Dear Tom and Ray:
My question regards parking etiquette. Recently, a neighbor has been parking his car in front of our house on a daily/nightly basis. From what I can gather, this neighbor lives in a “group house” of about four individuals. Their driveway ﬁts only two cars, and there’s room for only one at the curb in front of the house. So, this neighbor has adopted my curb as his car’s new home. While I am aware that it’s technically a “public” street, this is, in my opinion, very rude—but more importantly, it’s inconvenient. I have a single-lane driveway for both my car and my wife’s car. I often travel to the airport and come home late at night, or have a need to travel to an early-morning meeting. So I have need to use my curb to park my car, on occasion. My car is a manual transmission, and my wife cannot drive a stick, so any movement of my car requires me to do it. As it stands, I often am forced to park down the street or around the corner from my own house. And I recently held a dinner party where my guests could not park in front of my house. We live in suburbia, not the city—everyone here has a driveway and plenty of room to park. At a minimum, it’s unsightly and annoying, and very un-neighborly. I’ve left polite notes to this neighbor letting him know these facts, and in a recent note, I mentioned,“I don’t park my car in front of your house, so why do you park your car in front of mine?” Do you have any advice?

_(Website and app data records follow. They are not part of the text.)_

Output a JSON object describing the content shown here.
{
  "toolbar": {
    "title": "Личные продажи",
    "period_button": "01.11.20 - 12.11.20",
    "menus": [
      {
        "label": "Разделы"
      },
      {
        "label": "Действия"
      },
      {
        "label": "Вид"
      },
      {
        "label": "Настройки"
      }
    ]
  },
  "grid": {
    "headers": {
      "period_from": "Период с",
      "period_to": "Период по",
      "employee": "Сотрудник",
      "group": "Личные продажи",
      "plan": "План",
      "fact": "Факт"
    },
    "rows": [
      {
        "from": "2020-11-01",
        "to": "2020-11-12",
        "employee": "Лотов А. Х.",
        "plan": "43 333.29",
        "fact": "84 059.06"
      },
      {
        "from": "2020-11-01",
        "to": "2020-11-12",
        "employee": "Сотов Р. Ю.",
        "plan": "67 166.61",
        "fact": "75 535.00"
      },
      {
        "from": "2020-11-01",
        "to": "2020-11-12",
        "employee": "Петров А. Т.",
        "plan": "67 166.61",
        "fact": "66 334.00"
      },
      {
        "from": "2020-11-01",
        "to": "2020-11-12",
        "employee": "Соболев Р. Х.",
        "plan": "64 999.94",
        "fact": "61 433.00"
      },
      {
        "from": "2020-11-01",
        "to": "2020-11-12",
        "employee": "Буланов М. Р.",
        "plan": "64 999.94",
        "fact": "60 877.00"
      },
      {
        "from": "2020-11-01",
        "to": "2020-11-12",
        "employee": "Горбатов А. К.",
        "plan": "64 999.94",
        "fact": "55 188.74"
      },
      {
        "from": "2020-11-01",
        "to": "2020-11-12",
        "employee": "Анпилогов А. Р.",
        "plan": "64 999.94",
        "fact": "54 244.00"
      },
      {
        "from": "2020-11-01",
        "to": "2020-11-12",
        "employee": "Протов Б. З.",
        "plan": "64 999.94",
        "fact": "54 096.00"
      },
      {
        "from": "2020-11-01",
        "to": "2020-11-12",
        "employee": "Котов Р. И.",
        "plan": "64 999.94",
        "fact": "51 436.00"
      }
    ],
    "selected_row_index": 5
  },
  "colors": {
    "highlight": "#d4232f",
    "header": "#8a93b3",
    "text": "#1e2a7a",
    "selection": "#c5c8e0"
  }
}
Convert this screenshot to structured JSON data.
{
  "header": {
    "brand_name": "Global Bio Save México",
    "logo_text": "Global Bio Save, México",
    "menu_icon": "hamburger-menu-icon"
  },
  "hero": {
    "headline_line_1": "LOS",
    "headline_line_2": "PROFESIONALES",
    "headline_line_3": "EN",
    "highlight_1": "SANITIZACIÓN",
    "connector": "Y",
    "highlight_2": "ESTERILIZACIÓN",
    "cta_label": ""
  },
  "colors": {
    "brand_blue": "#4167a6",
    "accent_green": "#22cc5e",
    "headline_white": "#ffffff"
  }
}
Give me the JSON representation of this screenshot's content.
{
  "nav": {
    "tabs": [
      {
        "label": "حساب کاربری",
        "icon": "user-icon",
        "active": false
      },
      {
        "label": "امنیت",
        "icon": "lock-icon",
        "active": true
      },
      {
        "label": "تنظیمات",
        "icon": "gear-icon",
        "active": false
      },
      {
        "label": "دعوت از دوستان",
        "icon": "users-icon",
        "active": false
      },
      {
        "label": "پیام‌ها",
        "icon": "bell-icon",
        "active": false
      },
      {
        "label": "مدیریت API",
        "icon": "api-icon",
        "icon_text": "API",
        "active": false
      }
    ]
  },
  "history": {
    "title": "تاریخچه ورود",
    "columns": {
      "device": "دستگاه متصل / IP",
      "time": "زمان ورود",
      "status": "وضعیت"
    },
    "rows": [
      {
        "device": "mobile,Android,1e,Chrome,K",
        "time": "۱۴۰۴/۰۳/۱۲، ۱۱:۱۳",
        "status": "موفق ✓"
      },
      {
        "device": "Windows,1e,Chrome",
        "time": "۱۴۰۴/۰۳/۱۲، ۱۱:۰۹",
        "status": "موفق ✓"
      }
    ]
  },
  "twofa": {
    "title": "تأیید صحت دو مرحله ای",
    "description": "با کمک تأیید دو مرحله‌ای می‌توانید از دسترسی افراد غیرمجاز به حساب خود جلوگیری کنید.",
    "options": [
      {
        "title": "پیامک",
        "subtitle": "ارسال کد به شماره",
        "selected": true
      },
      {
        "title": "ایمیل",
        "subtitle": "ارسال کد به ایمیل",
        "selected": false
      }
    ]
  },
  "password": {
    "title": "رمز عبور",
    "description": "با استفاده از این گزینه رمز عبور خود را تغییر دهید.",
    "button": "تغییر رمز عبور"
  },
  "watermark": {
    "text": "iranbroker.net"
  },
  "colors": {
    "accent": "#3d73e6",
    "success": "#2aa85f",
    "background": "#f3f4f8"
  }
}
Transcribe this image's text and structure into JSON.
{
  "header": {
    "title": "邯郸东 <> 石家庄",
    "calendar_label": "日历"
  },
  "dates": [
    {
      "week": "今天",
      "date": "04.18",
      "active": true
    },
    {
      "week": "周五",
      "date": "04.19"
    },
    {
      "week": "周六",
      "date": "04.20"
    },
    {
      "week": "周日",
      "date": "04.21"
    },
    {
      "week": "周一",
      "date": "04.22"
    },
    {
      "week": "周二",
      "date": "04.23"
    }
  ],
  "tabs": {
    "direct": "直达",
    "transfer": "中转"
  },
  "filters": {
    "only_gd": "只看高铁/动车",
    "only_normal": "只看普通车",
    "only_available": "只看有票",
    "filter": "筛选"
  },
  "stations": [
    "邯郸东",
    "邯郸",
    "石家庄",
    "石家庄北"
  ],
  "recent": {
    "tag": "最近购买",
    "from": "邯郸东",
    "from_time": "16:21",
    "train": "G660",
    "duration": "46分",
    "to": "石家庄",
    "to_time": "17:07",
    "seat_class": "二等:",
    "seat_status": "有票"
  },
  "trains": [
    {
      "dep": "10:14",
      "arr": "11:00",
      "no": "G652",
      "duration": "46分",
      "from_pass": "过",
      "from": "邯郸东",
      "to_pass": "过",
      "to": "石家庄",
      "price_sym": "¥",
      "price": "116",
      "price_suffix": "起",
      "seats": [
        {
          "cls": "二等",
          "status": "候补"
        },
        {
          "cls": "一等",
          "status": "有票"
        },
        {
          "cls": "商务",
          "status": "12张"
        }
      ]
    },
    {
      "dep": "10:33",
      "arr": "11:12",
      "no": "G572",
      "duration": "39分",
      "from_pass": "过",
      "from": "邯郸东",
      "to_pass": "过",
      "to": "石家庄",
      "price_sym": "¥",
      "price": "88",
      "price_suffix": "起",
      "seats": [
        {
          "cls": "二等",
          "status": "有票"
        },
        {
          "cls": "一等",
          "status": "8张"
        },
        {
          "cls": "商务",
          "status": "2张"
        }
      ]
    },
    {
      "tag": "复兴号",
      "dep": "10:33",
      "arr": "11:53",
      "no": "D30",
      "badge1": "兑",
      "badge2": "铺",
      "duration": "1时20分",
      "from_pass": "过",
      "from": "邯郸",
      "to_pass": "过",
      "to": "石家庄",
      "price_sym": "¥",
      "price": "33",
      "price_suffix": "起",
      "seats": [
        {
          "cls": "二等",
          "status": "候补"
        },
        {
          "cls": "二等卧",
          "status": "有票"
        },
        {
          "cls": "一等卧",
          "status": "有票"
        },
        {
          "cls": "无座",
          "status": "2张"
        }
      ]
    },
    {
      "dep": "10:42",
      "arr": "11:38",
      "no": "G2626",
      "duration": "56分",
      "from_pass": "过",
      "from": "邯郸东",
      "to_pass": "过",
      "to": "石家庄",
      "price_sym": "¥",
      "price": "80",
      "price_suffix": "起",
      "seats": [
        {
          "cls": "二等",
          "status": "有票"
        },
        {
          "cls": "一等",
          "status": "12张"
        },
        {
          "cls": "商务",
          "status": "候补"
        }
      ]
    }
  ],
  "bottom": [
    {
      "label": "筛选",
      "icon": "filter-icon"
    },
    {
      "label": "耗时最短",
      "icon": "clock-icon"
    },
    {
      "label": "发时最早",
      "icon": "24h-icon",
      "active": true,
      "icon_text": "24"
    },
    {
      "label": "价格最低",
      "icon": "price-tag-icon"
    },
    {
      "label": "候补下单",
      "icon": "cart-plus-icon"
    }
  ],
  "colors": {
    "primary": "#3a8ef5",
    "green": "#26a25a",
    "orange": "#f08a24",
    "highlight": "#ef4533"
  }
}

RAY: Yeah: Start by apologizing. It’s not “technically”a public street, Duane. It IS a public street. So you have no right to claim it as private property.
TOM: Can you ask your neighbor, as a favor, to leave that spot open for you when possible? Sure. And if you have a neighborly relationship, and he has other reasonable options, he’ll probably accommodate you. But you’ve started off the negotiations on the wrong foot by accusing him of behaving badly.
RAY: When someone starts a conversation with you by saying,“Hey, jerk!” how open are you to helping the guy?
TOM: Now, we know, you say you started off politely. But you may think you’re being more polite than you are. Saying “I don’t do this rude thing to you, yet you do it to me” puts the other guy on the defensive. And since he has the law on his side, you’ve given up your most potent weapon: an appeal to his good nature and benevolence.
RAY: So here’s what I’d do: Start over. Start by getting to know your neighbors. Nothing helps resolve a situation like seeing each other as actual human beings rather than “some jerk in a group house” or “some grouchy old guy who thinks he owns the street.” Learn your neighbors’ names, and ﬁnd out what they do. Be neighborly ﬁrst. You even might invite them over for a meal.
TOM: And poison them.
RAY: Don’t listen to my brother. He’s been hated in every neighborhood he’s ever lived in. Once you have some kind of basic relationship established, then you’ll be in a position to ask for a favor. That is, in fact, what you’re asking for.
TOM: And here’s the secret: Most people LIKE doing favors for other people. It feels good to help another person. They just don’t like being forced to accommodate other people. So ask really nicely. Explain that you know he has every right to park anywhere on the street. But say that because of your work and family situation, it really helps you a lot if you can park in front of your house, and you’re wondering if he might do you a favor and leave that space open whenever it’s not inconvenient for him.
RAY: And ask him if there’s anything you can do for HIM in return. It’s possible that this relationship has already been poisoned, and you’re just going to have to live with the life-shortening effects of having a bad neighbor. But maybe you still can turn it around.
TOM: Understanding your position (that you need a favor from him) is an important starting point in any negotiation. Good luck, Duane© 2013 by Tom and Ray Magliozi and Doug Berman. Distributed by King Features Syndicate, Inc.